From High-Redshift Precursors to Present-Day Galaxies: A New Frontier in Astronomy with Graph Neural Networks
Dr Yuan-Sen Ting (Associate Professor at the Australian National University.)
One of the fundamental inquiries in contemporary astronomy concerns the origins and evolution of galaxies. To this end, astronomers have developed various models, often based on human heuristics, to analyze the history of galaxy mergers and gain insight into their properties. However, these traditional methods tend to oversimplify the problems, such as the intricate relationship between galaxies and dark matter haloes. Fortunately, advances in machine learning, especially in graph neural networks, have revealed new avenues of exploration. A graph is a visual representation of the connections between objects, making it a natural tool for analyzing the precursor systems that lead to the formation of galaxies. By utilizing generative graph neural networks, we can probabilistically relate these high-redshift progenitor systems to current-day observations. This innovative approach also holds the potential to identify anomalies in galaxy formation and uncover subtle correlations between precusor features. Through these developments, we aspire to come one step closer to comprehending the rich history and evolution of galaxies.
Yuan-Sen is an Associate Professor at the Australian National University, jointly affiliated with the astronomy and computer science departments. His research endeavors revolve around the utilization of machine learning in advancing statistical inferences, specifically utilizing vast astronomical survey data. Hailing from Malaysia, Yuan-Sen was awarded a PhD in astronomy and astrophysics from Harvard University in 2017, and was subsequently granted a four-way fellowship from Princeton University, Carnegie Institute for Sciences, NASA Hubble, and the Institute for Advanced Study at Princeton. In recognition of his pioneering work in AI x Science, he was acknowledged as a Future Leader by the Association of Universities for Research in Astronomy, in addition to being honored as a NASA Earth and Space Science Fellow. Recently, Yuan-Sen received the ARC DECRA fellowship following his induction to ANU.
In parallel to his academic pursuits, Yuan-Sen assumes the role of co-chair for the NASA Cosmic Programs Stars Science Interest Group, spearheading multiple future spectroscopic surveys as a science group leader. Beyond academia, Yuan-Sen is fervent about public outreach and has authored monthly columns in the largest Chinese newspaper in Malaysia, as well as producing two TED education videos with over 4 million views. Moreover, he has served as a chief science officer developing tools using machine learning to detect art forgery in paintings. Yuan-Sen's past endeavors include semi-professional gaming, where he was once recognized as a top Night-Elf player in Warcraft 3 in Malaysia.
The Grand Challenge Questions of Solar Wind Physics
Dr Nicholeen Viall (Research Astrophysicist at NASA/GSFC)

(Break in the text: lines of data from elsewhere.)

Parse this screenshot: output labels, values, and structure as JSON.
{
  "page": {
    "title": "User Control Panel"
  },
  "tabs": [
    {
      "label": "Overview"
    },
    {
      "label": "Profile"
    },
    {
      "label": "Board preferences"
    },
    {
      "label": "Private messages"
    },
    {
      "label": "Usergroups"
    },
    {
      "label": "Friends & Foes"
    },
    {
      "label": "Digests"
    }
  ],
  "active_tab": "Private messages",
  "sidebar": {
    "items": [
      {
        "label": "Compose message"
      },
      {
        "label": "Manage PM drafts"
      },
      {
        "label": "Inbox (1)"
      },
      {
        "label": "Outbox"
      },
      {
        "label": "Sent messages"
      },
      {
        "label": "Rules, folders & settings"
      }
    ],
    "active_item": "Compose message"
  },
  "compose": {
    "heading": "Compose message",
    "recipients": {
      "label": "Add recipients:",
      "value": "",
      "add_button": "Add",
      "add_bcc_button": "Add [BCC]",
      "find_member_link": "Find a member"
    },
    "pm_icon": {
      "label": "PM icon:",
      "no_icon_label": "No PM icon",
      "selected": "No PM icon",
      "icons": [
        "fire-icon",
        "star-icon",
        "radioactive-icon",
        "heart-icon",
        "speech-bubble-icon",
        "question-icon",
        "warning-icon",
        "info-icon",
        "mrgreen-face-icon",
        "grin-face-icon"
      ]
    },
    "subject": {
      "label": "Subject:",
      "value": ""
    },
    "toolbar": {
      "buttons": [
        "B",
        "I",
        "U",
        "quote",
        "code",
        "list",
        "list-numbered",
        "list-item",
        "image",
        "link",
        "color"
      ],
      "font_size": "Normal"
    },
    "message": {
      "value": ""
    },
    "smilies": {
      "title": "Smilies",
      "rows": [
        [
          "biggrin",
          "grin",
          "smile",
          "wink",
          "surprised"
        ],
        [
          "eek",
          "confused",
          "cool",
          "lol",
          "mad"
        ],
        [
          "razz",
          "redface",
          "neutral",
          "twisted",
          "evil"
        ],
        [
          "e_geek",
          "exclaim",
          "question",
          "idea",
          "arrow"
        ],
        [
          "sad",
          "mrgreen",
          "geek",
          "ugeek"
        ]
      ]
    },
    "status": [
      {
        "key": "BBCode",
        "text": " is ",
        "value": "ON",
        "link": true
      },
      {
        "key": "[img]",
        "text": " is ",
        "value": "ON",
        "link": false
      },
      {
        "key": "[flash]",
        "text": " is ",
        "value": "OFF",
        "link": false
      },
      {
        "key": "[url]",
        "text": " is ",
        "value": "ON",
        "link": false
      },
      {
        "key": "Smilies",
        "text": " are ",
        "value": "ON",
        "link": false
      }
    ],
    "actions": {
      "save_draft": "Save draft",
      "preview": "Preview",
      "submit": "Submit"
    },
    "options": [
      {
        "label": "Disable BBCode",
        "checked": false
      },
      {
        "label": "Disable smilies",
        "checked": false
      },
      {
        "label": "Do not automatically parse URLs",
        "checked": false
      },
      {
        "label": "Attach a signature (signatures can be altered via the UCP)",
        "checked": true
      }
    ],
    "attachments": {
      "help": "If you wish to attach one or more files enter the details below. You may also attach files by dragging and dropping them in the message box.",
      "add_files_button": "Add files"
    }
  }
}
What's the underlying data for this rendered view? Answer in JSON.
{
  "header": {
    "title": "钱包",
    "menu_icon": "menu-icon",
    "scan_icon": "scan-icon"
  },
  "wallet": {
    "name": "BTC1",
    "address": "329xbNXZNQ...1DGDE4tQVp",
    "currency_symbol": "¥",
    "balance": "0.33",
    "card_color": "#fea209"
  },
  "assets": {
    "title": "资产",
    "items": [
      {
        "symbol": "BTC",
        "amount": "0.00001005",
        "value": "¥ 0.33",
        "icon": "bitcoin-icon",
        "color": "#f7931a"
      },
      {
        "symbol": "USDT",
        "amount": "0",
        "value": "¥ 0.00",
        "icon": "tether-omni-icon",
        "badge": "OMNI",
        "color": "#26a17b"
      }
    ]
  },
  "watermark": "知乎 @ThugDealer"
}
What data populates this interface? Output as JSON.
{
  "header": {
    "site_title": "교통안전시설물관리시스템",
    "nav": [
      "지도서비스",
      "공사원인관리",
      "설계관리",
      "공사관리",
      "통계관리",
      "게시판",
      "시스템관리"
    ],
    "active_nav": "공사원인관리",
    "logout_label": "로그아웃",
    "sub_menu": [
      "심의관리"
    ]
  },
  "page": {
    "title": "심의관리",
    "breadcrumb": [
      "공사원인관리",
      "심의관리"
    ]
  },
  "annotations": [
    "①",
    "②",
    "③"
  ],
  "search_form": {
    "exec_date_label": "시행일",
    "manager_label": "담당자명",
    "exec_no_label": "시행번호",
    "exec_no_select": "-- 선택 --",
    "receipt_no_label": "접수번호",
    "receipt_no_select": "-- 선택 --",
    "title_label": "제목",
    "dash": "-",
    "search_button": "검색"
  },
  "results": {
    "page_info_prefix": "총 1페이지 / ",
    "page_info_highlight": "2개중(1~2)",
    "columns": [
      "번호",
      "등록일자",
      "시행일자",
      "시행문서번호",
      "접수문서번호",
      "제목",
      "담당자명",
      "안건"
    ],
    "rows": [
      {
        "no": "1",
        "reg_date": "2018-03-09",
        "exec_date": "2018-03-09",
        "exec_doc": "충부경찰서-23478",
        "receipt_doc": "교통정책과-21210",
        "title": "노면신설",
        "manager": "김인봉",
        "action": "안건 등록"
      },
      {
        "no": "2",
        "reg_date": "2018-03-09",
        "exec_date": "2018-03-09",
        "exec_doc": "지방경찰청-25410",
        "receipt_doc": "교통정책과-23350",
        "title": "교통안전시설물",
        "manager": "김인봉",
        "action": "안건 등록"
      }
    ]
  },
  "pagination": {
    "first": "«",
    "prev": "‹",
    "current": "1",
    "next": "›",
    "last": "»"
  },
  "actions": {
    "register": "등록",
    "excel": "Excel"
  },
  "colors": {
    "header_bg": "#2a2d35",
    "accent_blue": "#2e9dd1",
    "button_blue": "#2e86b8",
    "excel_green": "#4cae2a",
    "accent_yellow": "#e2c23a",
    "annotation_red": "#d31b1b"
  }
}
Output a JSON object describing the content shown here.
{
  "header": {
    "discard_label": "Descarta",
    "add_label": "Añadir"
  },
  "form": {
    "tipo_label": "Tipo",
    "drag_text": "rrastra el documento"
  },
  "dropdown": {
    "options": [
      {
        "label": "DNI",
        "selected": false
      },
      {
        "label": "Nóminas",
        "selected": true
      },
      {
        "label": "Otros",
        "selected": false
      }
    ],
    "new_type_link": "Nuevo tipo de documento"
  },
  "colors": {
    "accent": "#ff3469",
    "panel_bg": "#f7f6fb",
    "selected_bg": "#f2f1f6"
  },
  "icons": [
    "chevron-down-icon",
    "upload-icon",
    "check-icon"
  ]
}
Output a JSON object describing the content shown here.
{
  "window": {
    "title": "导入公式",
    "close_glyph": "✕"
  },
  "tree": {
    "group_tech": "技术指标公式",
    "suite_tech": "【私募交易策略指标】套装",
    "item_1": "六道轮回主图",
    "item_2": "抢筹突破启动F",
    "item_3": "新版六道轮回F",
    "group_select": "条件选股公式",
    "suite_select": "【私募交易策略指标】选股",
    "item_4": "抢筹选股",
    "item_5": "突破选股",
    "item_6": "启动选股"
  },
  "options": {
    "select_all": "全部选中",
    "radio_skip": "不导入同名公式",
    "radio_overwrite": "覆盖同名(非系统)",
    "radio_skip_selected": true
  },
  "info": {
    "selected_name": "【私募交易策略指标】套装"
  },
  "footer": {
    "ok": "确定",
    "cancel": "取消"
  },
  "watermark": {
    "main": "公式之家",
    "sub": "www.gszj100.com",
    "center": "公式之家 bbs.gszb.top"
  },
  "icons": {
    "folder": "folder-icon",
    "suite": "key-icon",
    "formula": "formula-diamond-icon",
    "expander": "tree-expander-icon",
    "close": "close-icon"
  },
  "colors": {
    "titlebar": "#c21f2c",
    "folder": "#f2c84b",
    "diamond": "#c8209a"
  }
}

The solar atmosphere is heated to millions of Kelvin, which is several orders of magnitude hotter than the visible solar surface below. This hot atmosphere is a plasma, and flows outwards, forming a super Alfvénic solar wind that defines the heliosphere. The solar wind is comprised of structures across a range of scales, with complexity among the structures due to a competition between those structures that are imposed and injected directly from the solar atmosphere, and dynamical evolution as the solar wind flows outwards. There have been remote observations of the solar corona for centuries, and in situ measurements of the solar wind for almost 60 years. Computer simulation capabilities have commenced, and simulation techniques of the cross-scale and cross-regional coupling continue to advance. Yet there are longstanding, major unsolved pieces of this puzzle, involving universal physical processes such as magnetic reconnection, turbulence, and waves. In this talk, we discuss these grand challenge questions and discuss progress and future prospects with recent result from Parker Solar Probe, and Solar Orbiter, as well as the expected results from the upcoming Polarimeter to Unify the Corona and Heliosphere mission.
Dr. Nicholeen Viall is a Research Astrophysicist at NASA’s Goddard Space Flight Center, with expertise in solar coronal and solar wind physics. She is a winner of the 2018 NASA Early Career Achievement Medal, and was the 2018 recipient of the Karen Harvey Prize, awarded by the Solar Physics Division of the American Astronomical Society (SPD/AAS). She currently serves as the SPD/AAS vice Chair and is the Mission Scientist for NASA’s Polarimeter to UNify the Corona and Heliosphere (PUNCH) mission.